This fall, I enrolled* in the free, online, Stanford artificial intelligence course. For me, this class was a watershed moment. I have followed the development of many online courses over the years. I have often felt that the courses are really just a textbook copied onto a screen followed by a multiple choice question that asks you to recall what you just read. In other words, 19th century pedagogy, but it’s on a computer, so now it’s really exciting. In contrast, this Stanford course had a number of features that make me think very differently about what is possible in an online space. For example, although as a teacher I would really prefer smaller class sizes, I was surprised that a class with 160,000 students could lead to more learning than a smaller class would.
As a result, when I learned that Sebastian Thrun, one of the professors from the artificial intelligence class, had created a new free online university (udacity.com) and is offering a new online course this spring in computer science (tagline: create your own search engine in seven weeks!), I immediately signed up for the class. But then, as I thought about it more, I thought, “I bet there’s some students in our schools who would be interested in this course too.” I had started to compose an email to all the high school math and science teachers in our schools telling them about the course when I thought, “You know what, I should take this on myself.”
A few weeks ago, I met with a group of juniors and seniors at High Tech High International and made the following pitch. Join me for 7 weeks. We will all take this online class and will support each other through a study group that meets twice a week. We’re going to learn some computer science. We’re going to learn something about how we do or don’t learn in this environment. A bunch of students said yes. I am going to post about what we are learning.

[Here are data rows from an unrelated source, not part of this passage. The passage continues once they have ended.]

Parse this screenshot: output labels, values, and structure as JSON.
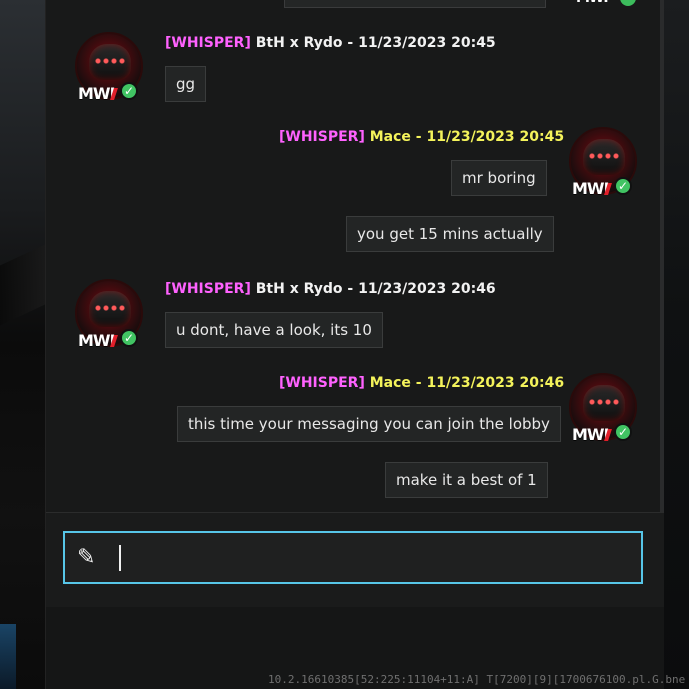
{
  "theme": {
    "accent_border": "#57c6e8",
    "whisper_tag_color": "#ff62ff",
    "self_name_color": "#f4f35b",
    "other_name_color": "#f2f2f2",
    "check_color": "#41c463"
  },
  "chat": {
    "messages": [
      {
        "tag": "[WHISPER]",
        "sender": "BtH x Rydo",
        "timestamp": "11/23/2023 20:45",
        "text": "gg",
        "avatar": {
          "logo_text": "MWI",
          "verified_icon": "check-icon"
        }
      },
      {
        "tag": "[WHISPER]",
        "sender": "Mace",
        "timestamp": "11/23/2023 20:45",
        "bubbles": [
          "mr boring",
          "you get 15 mins actually"
        ],
        "avatar": {
          "logo_text": "MWI",
          "verified_icon": "check-icon"
        }
      },
      {
        "tag": "[WHISPER]",
        "sender": "BtH x Rydo",
        "timestamp": "11/23/2023 20:46",
        "text": "u dont, have a look, its 10",
        "avatar": {
          "logo_text": "MWI",
          "verified_icon": "check-icon"
        }
      },
      {
        "tag": "[WHISPER]",
        "sender": "Mace",
        "timestamp": "11/23/2023 20:46",
        "bubbles": [
          "this time your messaging you can join the lobby",
          "make it a best of 1"
        ],
        "avatar": {
          "logo_text": "MWI",
          "verified_icon": "check-icon"
        }
      }
    ],
    "separator": "-"
  },
  "composer": {
    "input_value": "",
    "input_placeholder": ""
  },
  "footer": {
    "debug_text": "10.2.16610385[52:225:11104+11:A] T[7200][9][1700676100.pl.G.bne"
  }
}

* I can’t say I “took” the course: with full disclosure, I did stop working on the class in week 4. Life interfered, which could be the subject of another post.